Data about app and page elements:
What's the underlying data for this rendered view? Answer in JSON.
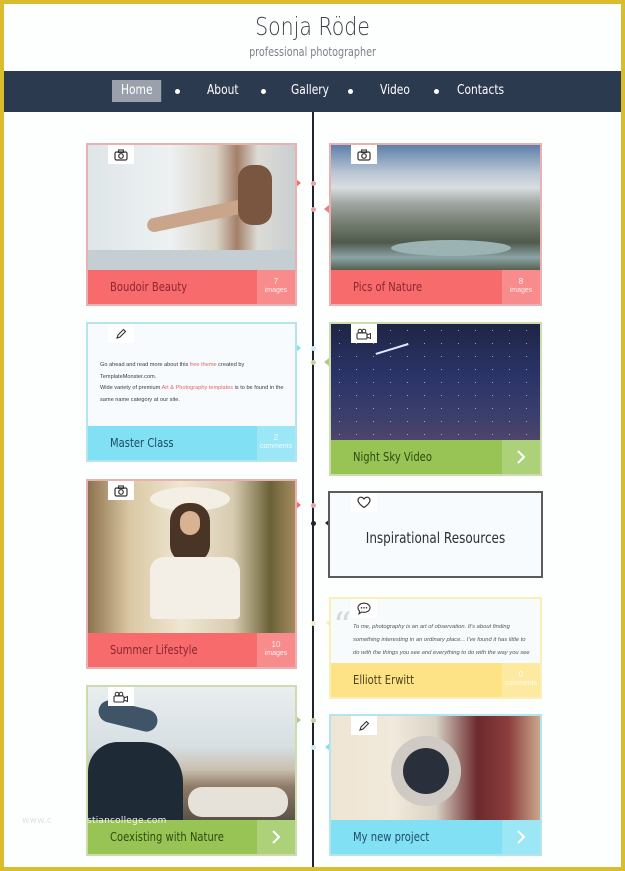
{
  "header": {
    "title": "Sonja Röde",
    "subtitle": "professional photographer"
  },
  "nav": {
    "items": [
      {
        "label": "Home",
        "active": true
      },
      {
        "label": "About",
        "active": false
      },
      {
        "label": "Gallery",
        "active": false
      },
      {
        "label": "Video",
        "active": false
      },
      {
        "label": "Contacts",
        "active": false
      }
    ]
  },
  "colors": {
    "pink": "#f76b6c",
    "cyan": "#81e0f3",
    "green": "#97c454",
    "yellow": "#fde386",
    "navbar": "#2c3a50",
    "frame": "#d9bd2e"
  },
  "posts": [
    {
      "id": "boudoir",
      "title": "Boudoir Beauty",
      "icon": "camera-icon",
      "count": "7",
      "count_label": "images",
      "color": "pink"
    },
    {
      "id": "nature",
      "title": "Pics of Nature",
      "icon": "camera-icon",
      "count": "8",
      "count_label": "images",
      "color": "pink"
    },
    {
      "id": "master",
      "title": "Master Class",
      "icon": "pencil-icon",
      "count": "2",
      "count_label": "comments",
      "color": "cyan",
      "text": {
        "p1_before": "Go ahead and read more about this ",
        "p1_link": "free theme",
        "p1_after": " created by TemplateMonster.com.",
        "p2_before": "Wide variety of premium ",
        "p2_link": "Art & Photography templates",
        "p2_after": " is to be found in the same name category at our site."
      }
    },
    {
      "id": "nightsky",
      "title": "Night Sky Video",
      "icon": "video-camera-icon",
      "color": "green"
    },
    {
      "id": "summer",
      "title": "Summer Lifestyle",
      "icon": "camera-icon",
      "count": "10",
      "count_label": "images",
      "color": "pink"
    },
    {
      "id": "inspire",
      "title": "Inspirational Resources",
      "icon": "heart-icon"
    },
    {
      "id": "quote",
      "title": "Elliott Erwitt",
      "icon": "speech-bubble-icon",
      "count": "0",
      "count_label": "comments",
      "color": "yellow",
      "text": "To me, photography is an art of observation. It's about finding something interesting in an ordinary place... I've found it has little to do with the things you see and everything to do with the way you see them."
    },
    {
      "id": "coexisting",
      "title": "Coexisting with Nature",
      "icon": "video-camera-icon",
      "color": "green"
    },
    {
      "id": "project",
      "title": "My new project",
      "icon": "pencil-icon",
      "color": "cyan"
    }
  ],
  "watermark": {
    "faint": "www.c",
    "text": "agechristiancollege.com"
  }
}
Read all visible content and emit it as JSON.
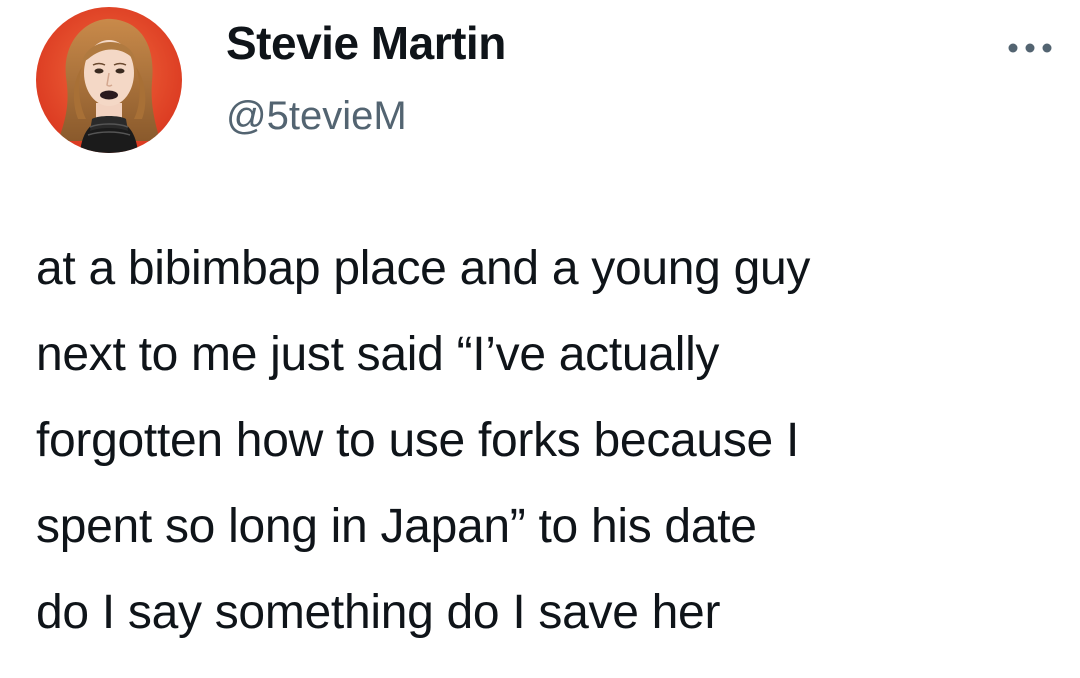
{
  "author": {
    "display_name": "Stevie Martin",
    "handle": "@5tevieM",
    "avatar_icon": "profile-photo",
    "avatar_ring_color": "#e8452c"
  },
  "menu": {
    "icon": "more-options-icon"
  },
  "tweet": {
    "lines": [
      "at a bibimbap place and a young guy",
      "next to me just said “I’ve actually",
      "forgotten how to use forks because I",
      "spent so long in Japan” to his date",
      "do I say something do I save her"
    ]
  }
}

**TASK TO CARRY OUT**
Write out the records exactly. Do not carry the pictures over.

**EXERCISE ANSWER**
What's the underlying data for this rendered view? Answer in JSON.
{
  "header": {
    "title": "Sonja Röde",
    "subtitle": "professional photographer"
  },
  "nav": {
    "items": [
      {
        "label": "Home",
        "active": true
      },
      {
        "label": "About",
        "active": false
      },
      {
        "label": "Gallery",
        "active": false
      },
      {
        "label": "Video",
        "active": false
      },
      {
        "label": "Contacts",
        "active": false
      }
    ]
  },
  "colors": {
    "pink": "#f76b6c",
    "cyan": "#81e0f3",
    "green": "#97c454",
    "yellow": "#fde386",
    "navbar": "#2c3a50",
    "frame": "#d9bd2e"
  },
  "posts": [
    {
      "id": "boudoir",
      "title": "Boudoir Beauty",
      "icon": "camera-icon",
      "count": "7",
      "count_label": "images",
      "color": "pink"
    },
    {
      "id": "nature",
      "title": "Pics of Nature",
      "icon": "camera-icon",
      "count": "8",
      "count_label": "images",
      "color": "pink"
    },
    {
      "id": "master",
      "title": "Master Class",
      "icon": "pencil-icon",
      "count": "2",
      "count_label": "comments",
      "color": "cyan",
      "text": {
        "p1_before": "Go ahead and read more about this ",
        "p1_link": "free theme",
        "p1_after": " created by TemplateMonster.com.",
        "p2_before": "Wide variety of premium ",
        "p2_link": "Art & Photography templates",
        "p2_after": " is to be found in the same name category at our site."
      }
    },
    {
      "id": "nightsky",
      "title": "Night Sky Video",
      "icon": "video-camera-icon",
      "color": "green"
    },
    {
      "id": "summer",
      "title": "Summer Lifestyle",
      "icon": "camera-icon",
      "count": "10",
      "count_label": "images",
      "color": "pink"
    },
    {
      "id": "inspire",
      "title": "Inspirational Resources",
      "icon": "heart-icon"
    },
    {
      "id": "quote",
      "title": "Elliott Erwitt",
      "icon": "speech-bubble-icon",
      "count": "0",
      "count_label": "comments",
      "color": "yellow",
      "text": "To me, photography is an art of observation. It's about finding something interesting in an ordinary place... I've found it has little to do with the things you see and everything to do with the way you see them."
    },
    {
      "id": "coexisting",
      "title": "Coexisting with Nature",
      "icon": "video-camera-icon",
      "color": "green"
    },
    {
      "id": "project",
      "title": "My new project",
      "icon": "pencil-icon",
      "color": "cyan"
    }
  ],
  "watermark": {
    "faint": "www.c",
    "text": "agechristiancollege.com"
  }
}
Read all visible content and emit it as JSON.
{
  "author": {
    "display_name": "Stevie Martin",
    "handle": "@5tevieM",
    "avatar_icon": "profile-photo",
    "avatar_ring_color": "#e8452c"
  },
  "menu": {
    "icon": "more-options-icon"
  },
  "tweet": {
    "lines": [
      "at a bibimbap place and a young guy",
      "next to me just said “I’ve actually",
      "forgotten how to use forks because I",
      "spent so long in Japan” to his date",
      "do I say something do I save her"
    ]
  }
}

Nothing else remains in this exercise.